[Records from a data collection]
^^^^

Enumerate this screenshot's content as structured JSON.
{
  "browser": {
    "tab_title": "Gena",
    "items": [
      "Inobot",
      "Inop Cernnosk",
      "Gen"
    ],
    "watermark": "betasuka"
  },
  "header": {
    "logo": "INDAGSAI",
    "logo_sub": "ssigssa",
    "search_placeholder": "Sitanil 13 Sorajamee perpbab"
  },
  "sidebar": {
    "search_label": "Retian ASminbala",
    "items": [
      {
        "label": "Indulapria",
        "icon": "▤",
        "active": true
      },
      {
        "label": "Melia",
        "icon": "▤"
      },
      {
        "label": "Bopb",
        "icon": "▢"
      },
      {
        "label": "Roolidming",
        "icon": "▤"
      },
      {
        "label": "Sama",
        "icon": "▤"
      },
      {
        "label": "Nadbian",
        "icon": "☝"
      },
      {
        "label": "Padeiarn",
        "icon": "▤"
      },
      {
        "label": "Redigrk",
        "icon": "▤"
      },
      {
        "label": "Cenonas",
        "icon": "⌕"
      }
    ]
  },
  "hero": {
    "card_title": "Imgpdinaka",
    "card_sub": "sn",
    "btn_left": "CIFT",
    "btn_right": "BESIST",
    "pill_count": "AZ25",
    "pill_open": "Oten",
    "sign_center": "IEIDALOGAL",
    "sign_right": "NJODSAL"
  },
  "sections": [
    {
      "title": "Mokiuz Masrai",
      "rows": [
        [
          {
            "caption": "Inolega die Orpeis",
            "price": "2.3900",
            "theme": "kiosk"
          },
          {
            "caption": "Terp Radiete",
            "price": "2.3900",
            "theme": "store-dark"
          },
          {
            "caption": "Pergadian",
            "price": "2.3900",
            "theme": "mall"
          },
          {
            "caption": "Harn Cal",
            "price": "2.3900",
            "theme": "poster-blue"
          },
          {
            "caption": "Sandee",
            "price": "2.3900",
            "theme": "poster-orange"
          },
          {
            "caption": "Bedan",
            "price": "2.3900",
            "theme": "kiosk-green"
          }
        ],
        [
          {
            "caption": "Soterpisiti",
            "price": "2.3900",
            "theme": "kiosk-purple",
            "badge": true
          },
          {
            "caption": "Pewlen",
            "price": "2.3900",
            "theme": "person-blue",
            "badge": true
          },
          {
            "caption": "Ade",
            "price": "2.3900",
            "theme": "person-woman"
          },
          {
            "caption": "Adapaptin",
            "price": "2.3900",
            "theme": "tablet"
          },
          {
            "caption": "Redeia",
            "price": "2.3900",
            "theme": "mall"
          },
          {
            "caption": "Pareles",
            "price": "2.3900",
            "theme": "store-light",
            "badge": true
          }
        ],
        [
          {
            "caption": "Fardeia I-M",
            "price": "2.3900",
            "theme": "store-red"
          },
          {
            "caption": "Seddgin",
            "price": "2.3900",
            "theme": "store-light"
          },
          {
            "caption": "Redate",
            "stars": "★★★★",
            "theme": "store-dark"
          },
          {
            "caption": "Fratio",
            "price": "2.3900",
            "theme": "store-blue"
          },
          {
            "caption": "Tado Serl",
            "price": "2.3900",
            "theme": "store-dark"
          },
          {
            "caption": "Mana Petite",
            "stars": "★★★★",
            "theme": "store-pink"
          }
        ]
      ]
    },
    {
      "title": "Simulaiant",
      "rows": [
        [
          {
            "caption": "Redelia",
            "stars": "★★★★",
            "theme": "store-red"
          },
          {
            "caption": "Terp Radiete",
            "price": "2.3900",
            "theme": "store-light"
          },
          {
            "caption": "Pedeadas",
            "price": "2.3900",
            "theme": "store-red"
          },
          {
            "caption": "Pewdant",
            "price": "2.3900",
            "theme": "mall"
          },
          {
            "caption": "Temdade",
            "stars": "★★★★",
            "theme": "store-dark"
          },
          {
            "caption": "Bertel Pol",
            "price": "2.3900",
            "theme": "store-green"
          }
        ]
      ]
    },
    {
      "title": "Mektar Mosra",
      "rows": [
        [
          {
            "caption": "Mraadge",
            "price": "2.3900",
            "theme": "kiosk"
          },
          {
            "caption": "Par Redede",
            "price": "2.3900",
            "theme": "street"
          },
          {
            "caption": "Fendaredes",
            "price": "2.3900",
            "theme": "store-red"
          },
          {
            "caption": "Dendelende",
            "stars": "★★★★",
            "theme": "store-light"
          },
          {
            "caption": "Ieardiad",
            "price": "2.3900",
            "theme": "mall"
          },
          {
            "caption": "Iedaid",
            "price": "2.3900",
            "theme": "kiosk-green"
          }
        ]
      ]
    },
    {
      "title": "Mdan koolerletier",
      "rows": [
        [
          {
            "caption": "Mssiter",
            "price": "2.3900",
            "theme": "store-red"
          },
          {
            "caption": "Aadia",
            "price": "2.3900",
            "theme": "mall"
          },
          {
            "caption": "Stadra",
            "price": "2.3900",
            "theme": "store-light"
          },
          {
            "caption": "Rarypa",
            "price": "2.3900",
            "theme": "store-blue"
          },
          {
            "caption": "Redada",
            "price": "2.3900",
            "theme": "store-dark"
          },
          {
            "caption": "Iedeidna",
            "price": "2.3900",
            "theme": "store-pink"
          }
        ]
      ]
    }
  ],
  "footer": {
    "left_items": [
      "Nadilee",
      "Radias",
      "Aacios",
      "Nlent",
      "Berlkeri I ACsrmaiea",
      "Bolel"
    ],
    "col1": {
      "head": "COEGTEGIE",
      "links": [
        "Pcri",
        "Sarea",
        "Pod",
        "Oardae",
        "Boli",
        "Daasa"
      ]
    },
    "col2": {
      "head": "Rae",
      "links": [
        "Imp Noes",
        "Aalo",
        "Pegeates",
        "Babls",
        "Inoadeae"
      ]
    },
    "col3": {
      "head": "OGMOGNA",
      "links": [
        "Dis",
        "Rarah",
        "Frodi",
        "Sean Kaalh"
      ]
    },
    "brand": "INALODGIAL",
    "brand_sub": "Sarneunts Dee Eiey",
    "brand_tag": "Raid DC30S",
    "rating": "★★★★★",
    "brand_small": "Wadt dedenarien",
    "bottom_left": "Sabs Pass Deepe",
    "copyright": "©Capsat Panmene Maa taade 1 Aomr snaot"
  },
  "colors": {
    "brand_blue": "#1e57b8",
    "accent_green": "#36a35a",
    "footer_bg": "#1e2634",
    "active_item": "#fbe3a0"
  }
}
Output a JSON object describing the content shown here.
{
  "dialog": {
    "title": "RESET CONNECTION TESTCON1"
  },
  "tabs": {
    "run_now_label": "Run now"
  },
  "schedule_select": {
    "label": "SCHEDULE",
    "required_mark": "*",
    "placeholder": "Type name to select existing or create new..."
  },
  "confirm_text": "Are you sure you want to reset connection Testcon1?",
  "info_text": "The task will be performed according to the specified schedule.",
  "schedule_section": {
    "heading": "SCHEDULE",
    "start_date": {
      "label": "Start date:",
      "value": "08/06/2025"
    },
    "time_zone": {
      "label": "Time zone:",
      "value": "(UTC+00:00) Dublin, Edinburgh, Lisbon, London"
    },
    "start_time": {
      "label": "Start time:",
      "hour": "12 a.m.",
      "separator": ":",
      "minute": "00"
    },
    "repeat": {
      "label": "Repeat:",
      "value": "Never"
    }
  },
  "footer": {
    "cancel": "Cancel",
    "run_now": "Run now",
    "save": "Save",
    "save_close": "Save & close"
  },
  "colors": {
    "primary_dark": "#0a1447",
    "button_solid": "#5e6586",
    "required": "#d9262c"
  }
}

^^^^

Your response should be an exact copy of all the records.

Enumerate this screenshot's content as structured JSON.
{
  "browser": {
    "tab_title": "Gena",
    "items": [
      "Inobot",
      "Inop Cernnosk",
      "Gen"
    ],
    "watermark": "betasuka"
  },
  "header": {
    "logo": "INDAGSAI",
    "logo_sub": "ssigssa",
    "search_placeholder": "Sitanil 13 Sorajamee perpbab"
  },
  "sidebar": {
    "search_label": "Retian ASminbala",
    "items": [
      {
        "label": "Indulapria",
        "icon": "▤",
        "active": true
      },
      {
        "label": "Melia",
        "icon": "▤"
      },
      {
        "label": "Bopb",
        "icon": "▢"
      },
      {
        "label": "Roolidming",
        "icon": "▤"
      },
      {
        "label": "Sama",
        "icon": "▤"
      },
      {
        "label": "Nadbian",
        "icon": "☝"
      },
      {
        "label": "Padeiarn",
        "icon": "▤"
      },
      {
        "label": "Redigrk",
        "icon": "▤"
      },
      {
        "label": "Cenonas",
        "icon": "⌕"
      }
    ]
  },
  "hero": {
    "card_title": "Imgpdinaka",
    "card_sub": "sn",
    "btn_left": "CIFT",
    "btn_right": "BESIST",
    "pill_count": "AZ25",
    "pill_open": "Oten",
    "sign_center": "IEIDALOGAL",
    "sign_right": "NJODSAL"
  },
  "sections": [
    {
      "title": "Mokiuz Masrai",
      "rows": [
        [
          {
            "caption": "Inolega die Orpeis",
            "price": "2.3900",
            "theme": "kiosk"
          },
          {
            "caption": "Terp Radiete",
            "price": "2.3900",
            "theme": "store-dark"
          },
          {
            "caption": "Pergadian",
            "price": "2.3900",
            "theme": "mall"
          },
          {
            "caption": "Harn Cal",
            "price": "2.3900",
            "theme": "poster-blue"
          },
          {
            "caption": "Sandee",
            "price": "2.3900",
            "theme": "poster-orange"
          },
          {
            "caption": "Bedan",
            "price": "2.3900",
            "theme": "kiosk-green"
          }
        ],
        [
          {
            "caption": "Soterpisiti",
            "price": "2.3900",
            "theme": "kiosk-purple",
            "badge": true
          },
          {
            "caption": "Pewlen",
            "price": "2.3900",
            "theme": "person-blue",
            "badge": true
          },
          {
            "caption": "Ade",
            "price": "2.3900",
            "theme": "person-woman"
          },
          {
            "caption": "Adapaptin",
            "price": "2.3900",
            "theme": "tablet"
          },
          {
            "caption": "Redeia",
            "price": "2.3900",
            "theme": "mall"
          },
          {
            "caption": "Pareles",
            "price": "2.3900",
            "theme": "store-light",
            "badge": true
          }
        ],
        [
          {
            "caption": "Fardeia I-M",
            "price": "2.3900",
            "theme": "store-red"
          },
          {
            "caption": "Seddgin",
            "price": "2.3900",
            "theme": "store-light"
          },
          {
            "caption": "Redate",
            "stars": "★★★★",
            "theme": "store-dark"
          },
          {
            "caption": "Fratio",
            "price": "2.3900",
            "theme": "store-blue"
          },
          {
            "caption": "Tado Serl",
            "price": "2.3900",
            "theme": "store-dark"
          },
          {
            "caption": "Mana Petite",
            "stars": "★★★★",
            "theme": "store-pink"
          }
        ]
      ]
    },
    {
      "title": "Simulaiant",
      "rows": [
        [
          {
            "caption": "Redelia",
            "stars": "★★★★",
            "theme": "store-red"
          },
          {
            "caption": "Terp Radiete",
            "price": "2.3900",
            "theme": "store-light"
          },
          {
            "caption": "Pedeadas",
            "price": "2.3900",
            "theme": "store-red"
          },
          {
            "caption": "Pewdant",
            "price": "2.3900",
            "theme": "mall"
          },
          {
            "caption": "Temdade",
            "stars": "★★★★",
            "theme": "store-dark"
          },
          {
            "caption": "Bertel Pol",
            "price": "2.3900",
            "theme": "store-green"
          }
        ]
      ]
    },
    {
      "title": "Mektar Mosra",
      "rows": [
        [
          {
            "caption": "Mraadge",
            "price": "2.3900",
            "theme": "kiosk"
          },
          {
            "caption": "Par Redede",
            "price": "2.3900",
            "theme": "street"
          },
          {
            "caption": "Fendaredes",
            "price": "2.3900",
            "theme": "store-red"
          },
          {
            "caption": "Dendelende",
            "stars": "★★★★",
            "theme": "store-light"
          },
          {
            "caption": "Ieardiad",
            "price": "2.3900",
            "theme": "mall"
          },
          {
            "caption": "Iedaid",
            "price": "2.3900",
            "theme": "kiosk-green"
          }
        ]
      ]
    },
    {
      "title": "Mdan koolerletier",
      "rows": [
        [
          {
            "caption": "Mssiter",
            "price": "2.3900",
            "theme": "store-red"
          },
          {
            "caption": "Aadia",
            "price": "2.3900",
            "theme": "mall"
          },
          {
            "caption": "Stadra",
            "price": "2.3900",
            "theme": "store-light"
          },
          {
            "caption": "Rarypa",
            "price": "2.3900",
            "theme": "store-blue"
          },
          {
            "caption": "Redada",
            "price": "2.3900",
            "theme": "store-dark"
          },
          {
            "caption": "Iedeidna",
            "price": "2.3900",
            "theme": "store-pink"
          }
        ]
      ]
    }
  ],
  "footer": {
    "left_items": [
      "Nadilee",
      "Radias",
      "Aacios",
      "Nlent",
      "Berlkeri I ACsrmaiea",
      "Bolel"
    ],
    "col1": {
      "head": "COEGTEGIE",
      "links": [
        "Pcri",
        "Sarea",
        "Pod",
        "Oardae",
        "Boli",
        "Daasa"
      ]
    },
    "col2": {
      "head": "Rae",
      "links": [
        "Imp Noes",
        "Aalo",
        "Pegeates",
        "Babls",
        "Inoadeae"
      ]
    },
    "col3": {
      "head": "OGMOGNA",
      "links": [
        "Dis",
        "Rarah",
        "Frodi",
        "Sean Kaalh"
      ]
    },
    "brand": "INALODGIAL",
    "brand_sub": "Sarneunts Dee Eiey",
    "brand_tag": "Raid DC30S",
    "rating": "★★★★★",
    "brand_small": "Wadt dedenarien",
    "bottom_left": "Sabs Pass Deepe",
    "copyright": "©Capsat Panmene Maa taade 1 Aomr snaot"
  },
  "colors": {
    "brand_blue": "#1e57b8",
    "accent_green": "#36a35a",
    "footer_bg": "#1e2634",
    "active_item": "#fbe3a0"
  }
}
Output a JSON object describing the content shown here.
{
  "dialog": {
    "title": "RESET CONNECTION TESTCON1"
  },
  "tabs": {
    "run_now_label": "Run now"
  },
  "schedule_select": {
    "label": "SCHEDULE",
    "required_mark": "*",
    "placeholder": "Type name to select existing or create new..."
  },
  "confirm_text": "Are you sure you want to reset connection Testcon1?",
  "info_text": "The task will be performed according to the specified schedule.",
  "schedule_section": {
    "heading": "SCHEDULE",
    "start_date": {
      "label": "Start date:",
      "value": "08/06/2025"
    },
    "time_zone": {
      "label": "Time zone:",
      "value": "(UTC+00:00) Dublin, Edinburgh, Lisbon, London"
    },
    "start_time": {
      "label": "Start time:",
      "hour": "12 a.m.",
      "separator": ":",
      "minute": "00"
    },
    "repeat": {
      "label": "Repeat:",
      "value": "Never"
    }
  },
  "footer": {
    "cancel": "Cancel",
    "run_now": "Run now",
    "save": "Save",
    "save_close": "Save & close"
  },
  "colors": {
    "primary_dark": "#0a1447",
    "button_solid": "#5e6586",
    "required": "#d9262c"
  }
}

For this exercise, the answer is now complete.